Task statement :: You are asked to filter the data below and copy every line holding "this".

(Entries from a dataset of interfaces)
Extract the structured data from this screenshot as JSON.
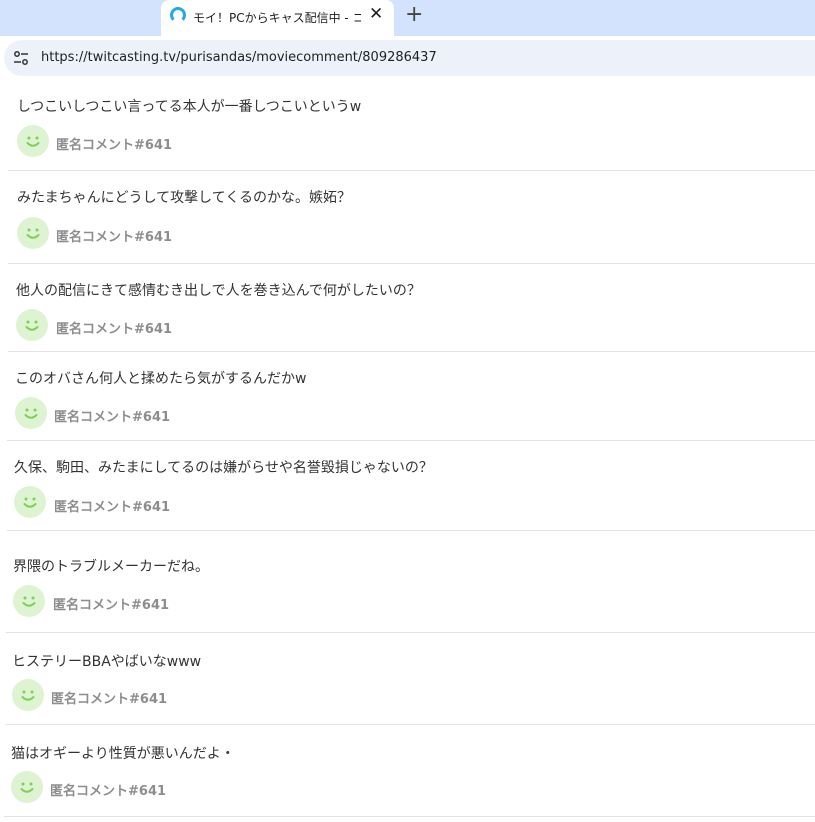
{
  "browser": {
    "tab_title": "モイ！PCからキャス配信中 - コメント",
    "new_tab_label": "+",
    "close_label": "✕",
    "url": "https://twitcasting.tv/purisandas/moviecomment/809286437"
  },
  "comments": [
    {
      "text": "しつこいしつこい言ってる本人が一番しつこいというw",
      "user": "匿名コメント#641"
    },
    {
      "text": "みたまちゃんにどうして攻撃してくるのかな。嫉妬？",
      "user": "匿名コメント#641"
    },
    {
      "text": "他人の配信にきて感情むき出しで人を巻き込んで何がしたいの？",
      "user": "匿名コメント#641"
    },
    {
      "text": "このオバさん何人と揉めたら気がするんだかw",
      "user": "匿名コメント#641"
    },
    {
      "text": "久保、駒田、みたまにしてるのは嫌がらせや名誉毀損じゃないの？",
      "user": "匿名コメント#641"
    },
    {
      "text": "界隈のトラブルメーカーだね。",
      "user": "匿名コメント#641"
    },
    {
      "text": "ヒステリーBBAやばいなwww",
      "user": "匿名コメント#641"
    },
    {
      "text": "猫はオギーより性質が悪いんだよ・",
      "user": "匿名コメント#641"
    }
  ],
  "colors": {
    "tabbar_bg": "#d3e3fd",
    "omnibox_bg": "#edf2fa",
    "avatar_bg": "#def3d2",
    "avatar_face": "#7fcf5a",
    "username": "#8d8d8d"
  }
}
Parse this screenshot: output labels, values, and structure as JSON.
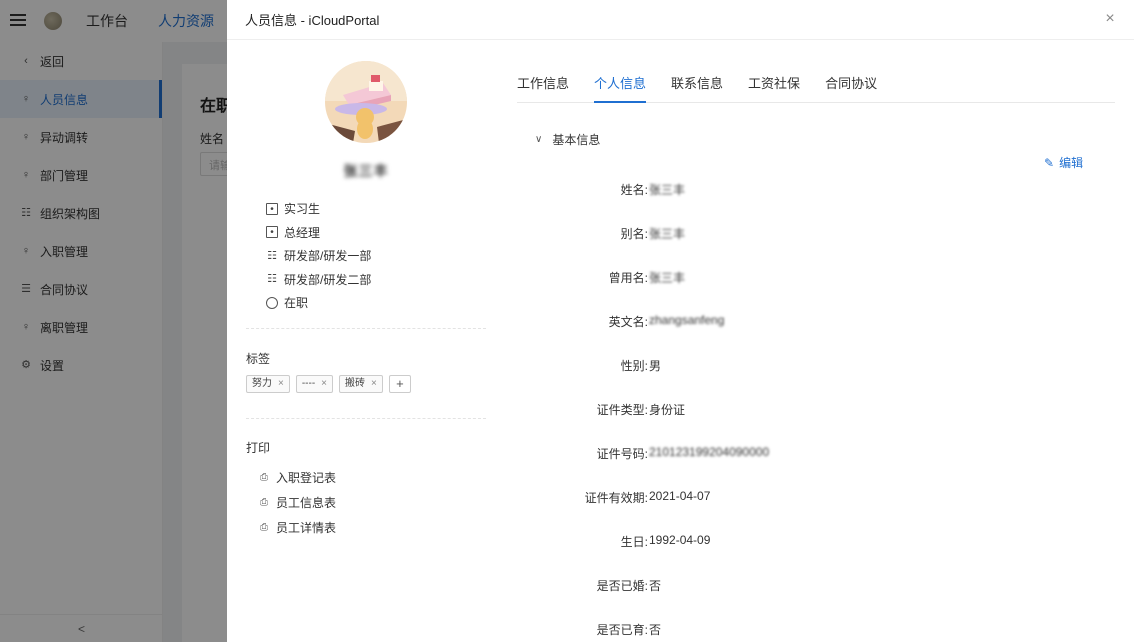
{
  "topbar": {
    "nav": [
      {
        "label": "工作台",
        "active": false
      },
      {
        "label": "人力资源",
        "active": true
      }
    ]
  },
  "sidebar": {
    "items": [
      {
        "label": "返回",
        "icon": "chevron-left-icon",
        "active": false
      },
      {
        "label": "人员信息",
        "icon": "user-icon",
        "active": true
      },
      {
        "label": "异动调转",
        "icon": "user-icon",
        "active": false
      },
      {
        "label": "部门管理",
        "icon": "user-icon",
        "active": false
      },
      {
        "label": "组织架构图",
        "icon": "org-chart-icon",
        "active": false
      },
      {
        "label": "入职管理",
        "icon": "user-icon",
        "active": false
      },
      {
        "label": "合同协议",
        "icon": "document-icon",
        "active": false
      },
      {
        "label": "离职管理",
        "icon": "user-icon",
        "active": false
      },
      {
        "label": "设置",
        "icon": "gear-icon",
        "active": false
      }
    ],
    "collapse_label": "<"
  },
  "background_page": {
    "title": "在职",
    "filter_label": "姓名",
    "input_placeholder": "请输"
  },
  "drawer": {
    "title": "人员信息 - iCloudPortal",
    "close_label": "×",
    "profile": {
      "name": "张三丰",
      "info": [
        {
          "icon": "badge-icon",
          "text": "实习生"
        },
        {
          "icon": "badge-icon",
          "text": "总经理"
        },
        {
          "icon": "org-icon",
          "text": "研发部/研发一部"
        },
        {
          "icon": "org-icon",
          "text": "研发部/研发二部"
        },
        {
          "icon": "clock-icon",
          "text": "在职"
        }
      ]
    },
    "tags_label": "标签",
    "tags": [
      "努力",
      "----",
      "搬砖"
    ],
    "tag_add_label": "+",
    "print_label": "打印",
    "print_items": [
      "入职登记表",
      "员工信息表",
      "员工详情表"
    ],
    "tabs": [
      {
        "label": "工作信息",
        "active": false
      },
      {
        "label": "个人信息",
        "active": true
      },
      {
        "label": "联系信息",
        "active": false
      },
      {
        "label": "工资社保",
        "active": false
      },
      {
        "label": "合同协议",
        "active": false
      }
    ],
    "section_title": "基本信息",
    "edit_label": "编辑",
    "fields": [
      {
        "label": "姓名:",
        "value": "张三丰",
        "blurred": true
      },
      {
        "label": "别名:",
        "value": "张三丰",
        "blurred": true
      },
      {
        "label": "曾用名:",
        "value": "张三丰",
        "blurred": true
      },
      {
        "label": "英文名:",
        "value": "zhangsanfeng",
        "blurred": true
      },
      {
        "label": "性别:",
        "value": "男",
        "blurred": false
      },
      {
        "label": "证件类型:",
        "value": "身份证",
        "blurred": false
      },
      {
        "label": "证件号码:",
        "value": "210123199204090000",
        "blurred": true
      },
      {
        "label": "证件有效期:",
        "value": "2021-04-07",
        "blurred": false
      },
      {
        "label": "生日:",
        "value": "1992-04-09",
        "blurred": false
      },
      {
        "label": "是否已婚:",
        "value": "否",
        "blurred": false
      },
      {
        "label": "是否已育:",
        "value": "否",
        "blurred": false
      }
    ]
  }
}
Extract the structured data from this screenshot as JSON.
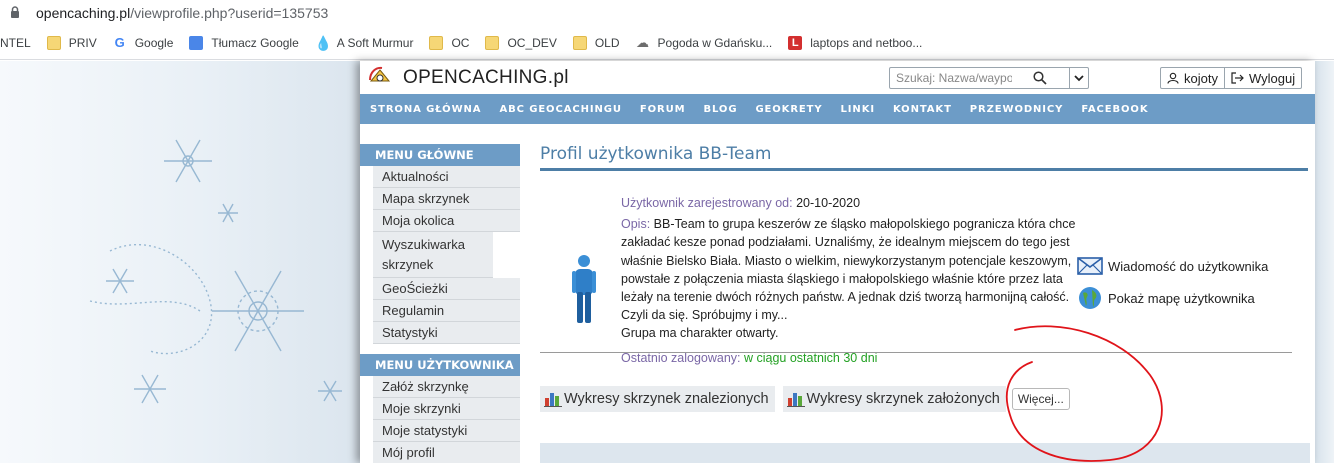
{
  "browser": {
    "url_host": "opencaching.pl",
    "url_path": "/viewprofile.php?userid=135753",
    "bookmarks": [
      {
        "label": "NTEL",
        "icon": "none"
      },
      {
        "label": "PRIV",
        "icon": "folder-icon"
      },
      {
        "label": "Google",
        "icon": "google-icon"
      },
      {
        "label": "Tłumacz Google",
        "icon": "translate-icon"
      },
      {
        "label": "A Soft Murmur",
        "icon": "drop-icon"
      },
      {
        "label": "OC",
        "icon": "folder-icon"
      },
      {
        "label": "OC_DEV",
        "icon": "folder-icon"
      },
      {
        "label": "OLD",
        "icon": "folder-icon"
      },
      {
        "label": "Pogoda w Gdańsku...",
        "icon": "cloud-icon"
      },
      {
        "label": "laptops and netboo...",
        "icon": "l-icon"
      }
    ]
  },
  "site": {
    "logo_text": "OPENCACHING.pl",
    "search_placeholder": "Szukaj: Nazwa/waypoint",
    "user_button": "kojoty",
    "logout_button": "Wyloguj",
    "nav": [
      "STRONA GŁÓWNA",
      "ABC GEOCACHINGU",
      "FORUM",
      "BLOG",
      "GEOKRETY",
      "LINKI",
      "KONTAKT",
      "PRZEWODNICY",
      "FACEBOOK"
    ]
  },
  "sidebar": {
    "main_menu_title": "MENU GŁÓWNE",
    "main_menu": [
      "Aktualności",
      "Mapa skrzynek",
      "Moja okolica",
      "Wyszukiwarka skrzynek",
      "GeoŚcieżki",
      "Regulamin",
      "Statystyki"
    ],
    "user_menu_title": "MENU UŻYTKOWNIKA",
    "user_menu": [
      "Załóż skrzynkę",
      "Moje skrzynki",
      "Moje statystyki",
      "Mój profil"
    ]
  },
  "profile": {
    "title": "Profil użytkownika BB-Team",
    "registered_label": "Użytkownik zarejestrowany od:",
    "registered_value": "20-10-2020",
    "description_label": "Opis:",
    "description": "BB-Team to grupa keszerów ze śląsko małopolskiego pogranicza która chce zakładać kesze ponad podziałami. Uznaliśmy, że idealnym miejscem do tego jest właśnie Bielsko Biała. Miasto o wielkim, niewykorzystanym potencjale keszowym, powstałe z połączenia miasta śląskiego i małopolskiego właśnie które przez lata leżały na terenie dwóch różnych państw. A jednak dziś tworzą harmonijną całość. Czyli da się. Spróbujmy i my...",
    "description_extra": "Grupa ma charakter otwarty.",
    "last_login_label": "Ostatnio zalogowany:",
    "last_login_value": "w ciągu ostatnich 30 dni",
    "actions": [
      "Wiadomość do użytkownika",
      "Pokaż mapę użytkownika"
    ],
    "tabs": [
      "Wykresy skrzynek znalezionych",
      "Wykresy skrzynek założonych"
    ],
    "more_button": "Więcej..."
  },
  "colors": {
    "nav_bg": "#6d9cc6",
    "title": "#4d7ea6",
    "label_purple": "#7a67a6",
    "green": "#23a123",
    "annotation_red": "#e0141a"
  }
}
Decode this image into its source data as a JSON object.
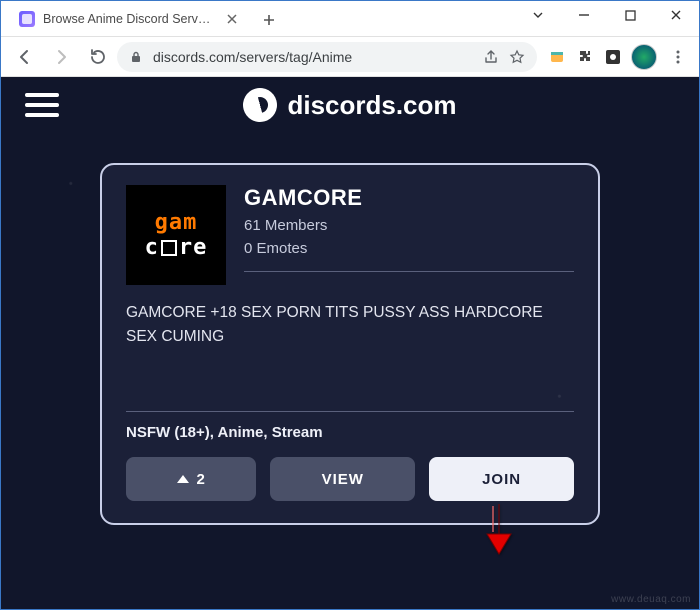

Output of the exercise ::
Extract the structured data from this screenshot as JSON.
Parse this screenshot: output labels, values, and structure as JSON.
Extract the structured data from this screenshot as JSON.
Decode this image into its source data as a JSON object.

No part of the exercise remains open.